The union district of Puducherry consists of four discticts Pondicherry, Mah’e, Yanam and Karaikal. It was the largest colony of French India, whose marks can be seen on the city even today, be it the architecture of the houses, or the way the city has been divided. The town is divided into two sections, The French section and The Indian Section. Travelling the city from one section to the other, one can observe the cultural miscellany, which is one of the key attractions of the city.
Here are a few places you ought to do in the city of Pondicherry:
Auroville, a little city within Puducherry, was an experimental city built within India, by the Sri Aurobindo society, who believe in the importance of international unity and trans-cultural existence. People from varied geographical backgrounds reside here together and in peace. You have the Mantrimandir, a golden sphere, in the center of the town, which is a symbol of man’s desire for perfection and has been hailed a stroke of genius. The mandir contains a solar power plant within and a well manicured garden all around.
The powerful influence of the west has spread though religion too, and Puducherry has some of the most beautiful churches. The Basilica of the Sacred heart of Jesus, which is built along the lines of Gothic architecture, is outstanding, with its stained glass panels having acquired fame from far and wide.
Sri Aurobindo Ashram
The Sri Aurobindo Ashram, built by pioneer and freedom fighter Aurobindo Ghose, is a place where spirituality and science coexist. The place attracts millions of people a year, and is known for its cleanliness, the hospitality and general atmosphere of progressive thinking.

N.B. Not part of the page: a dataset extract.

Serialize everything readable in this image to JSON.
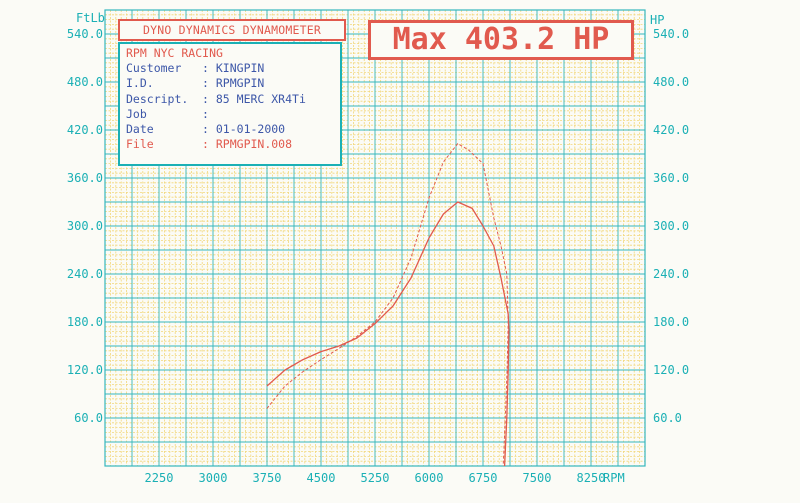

This little town also has museums with some fantastic relics, like the Pondicherry museum which has relics from the Roman settlement. One museum (one could even call it a temple) that anyone, who wishes to understand the complex dynamic of India, must visit is the home of great poet and freedom fighter Subramanya Bharati, who came to Puducherry as a fugitive from the British Indian government. His compositions have a unique frequency which strikes a chord of resonance with every Indian. His home, on No.20 Eswaran Darmaraja koil street has been preserved as it was and his fans flock here to pay their respects to the man who made Tamil compositions popular in the 20th century.
Notable mentions are the French War Memorial, the Ousteri wetland and National park (which has unique aquatic and avian life), Mahatma Gandhi’s statue on the beach, the Promenade beach. A special mention to the speed enthusiasts, the East Coast Road has one of the most beautiful sights along the way, as the road extends exclusively along the beach, where the blue sea seems to extend forever, seamlessly merging into the sky.
Featured Image by Sunish Sebastian
Sriraksha, pursuing a degree in Electrical&Electronics, is a self confessed patron of creativity. A quintessential Jack of all trades, she loves to write, is a doodle bug, has a photography fetish and considers herself a par-genius cook. A philosophy junkie, she enjoys walking her dogs, gardening, celebrating television and music, and reading/collecting as many books as she can lay her hands on.